Master landscape photographer Cedric Wright wrote poetry, prose and illustrated early Sierra Club books with his fine art photography. In Galen Rowell’s renowned 1986 Sierra Club book, Mountain Light: In Search of the Dynamic Landscape, Galen Rowell quoted Cedric Wright’s 1941 “A Credo for Mountain Photographers” from the Sierra Club Boook Words of the Earth by Cedric Wright with a preface by Ansel Adams, edited by Nancy Newhall:

A Credo For Mountain Photographers

The mountain photographer is interpreting the face of nature–that mysterious infinity, eternally a refuge, a reservoir, an amplifier of spirit; a mother of dreams; a positive though elusive voice in whose depth lies its subtlety. They will interpret best who are never so content as when under the influence of situations where silence is rich in the mute assurance and beauty of mountain surroundings. The quality of emotional knowing has a finer integration with our spirit than anything that comes from barren intellectual processes. This point of view only accumulates slowly, out of long experience and contact with wordless influences. Under the spell of solitude and of natural beauty the root system of this kind of awareness establishes itself. Great art is usually created under some such saturation of awareness. The work is then permeated with an inner perception of beauty and an inner personal philosophy. The hope for our photography is that it shall retain these high lights of more than beauty, that through it symbols shall be preserved of response to our mountains, keeping them to a flow, a golden thread, in our experience.

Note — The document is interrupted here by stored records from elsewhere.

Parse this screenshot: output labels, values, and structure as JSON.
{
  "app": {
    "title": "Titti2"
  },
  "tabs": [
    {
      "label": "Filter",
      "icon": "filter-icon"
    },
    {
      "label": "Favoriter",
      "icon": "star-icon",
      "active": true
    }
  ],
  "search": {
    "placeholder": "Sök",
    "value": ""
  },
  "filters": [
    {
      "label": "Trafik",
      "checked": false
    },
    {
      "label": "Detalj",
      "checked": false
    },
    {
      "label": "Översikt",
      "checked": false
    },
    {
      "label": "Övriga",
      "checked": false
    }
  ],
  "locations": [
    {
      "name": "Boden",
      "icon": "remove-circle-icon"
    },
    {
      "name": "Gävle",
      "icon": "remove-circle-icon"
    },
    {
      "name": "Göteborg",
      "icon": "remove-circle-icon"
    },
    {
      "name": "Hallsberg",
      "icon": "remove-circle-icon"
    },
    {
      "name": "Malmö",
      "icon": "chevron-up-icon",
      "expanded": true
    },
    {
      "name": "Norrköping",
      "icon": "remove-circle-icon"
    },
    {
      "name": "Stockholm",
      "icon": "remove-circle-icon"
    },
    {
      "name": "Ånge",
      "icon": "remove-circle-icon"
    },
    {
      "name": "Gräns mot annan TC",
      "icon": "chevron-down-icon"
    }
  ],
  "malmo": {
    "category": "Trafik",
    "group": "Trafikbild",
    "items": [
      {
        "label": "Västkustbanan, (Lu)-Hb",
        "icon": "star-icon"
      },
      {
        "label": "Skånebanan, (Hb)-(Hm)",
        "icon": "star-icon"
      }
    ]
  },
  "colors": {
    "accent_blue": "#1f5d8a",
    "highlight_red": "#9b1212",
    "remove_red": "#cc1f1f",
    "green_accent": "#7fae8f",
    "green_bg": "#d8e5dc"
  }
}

Words of the Earth by Cedric Wright was part of the Sierra Club Exhibit Format Series. Cedric Wright and Philip Hyde both contributed a photograph to the collection of now famous photographers who joined Ansel Adams in illustrating the book This Is the American Earth written by Nancy Newhall. This Is The American Earth kicked off the Exhibit Format Series, a mastermind creation by David Brower, Nancy Newhall and Ansel Adams. This Is The American Earth was made into an exhibition and toured nationally and even in Europe. Cedric Wright’s book, Words of the Earth was also one of the early books in the series.

This Is The American Earth and Words of the Earth contained all black and white photographs. Philip Hyde’s first several books in the series were a mixture of black and white photographs and color photographs. Philip Hyde eventually had more photographs in more of the books in the series than any of the other photographers. Eliot Porter’s book In Wildness Is the Preservation of the World with quotes by Henry David Thoreau was the first all-color volume and sold more copies than all of the other Exhibit Format Series Books, including This Is The American Earth. From then on the books in the series were all in color.

Be Sociable, Share!
Advertisement

Leave a Reply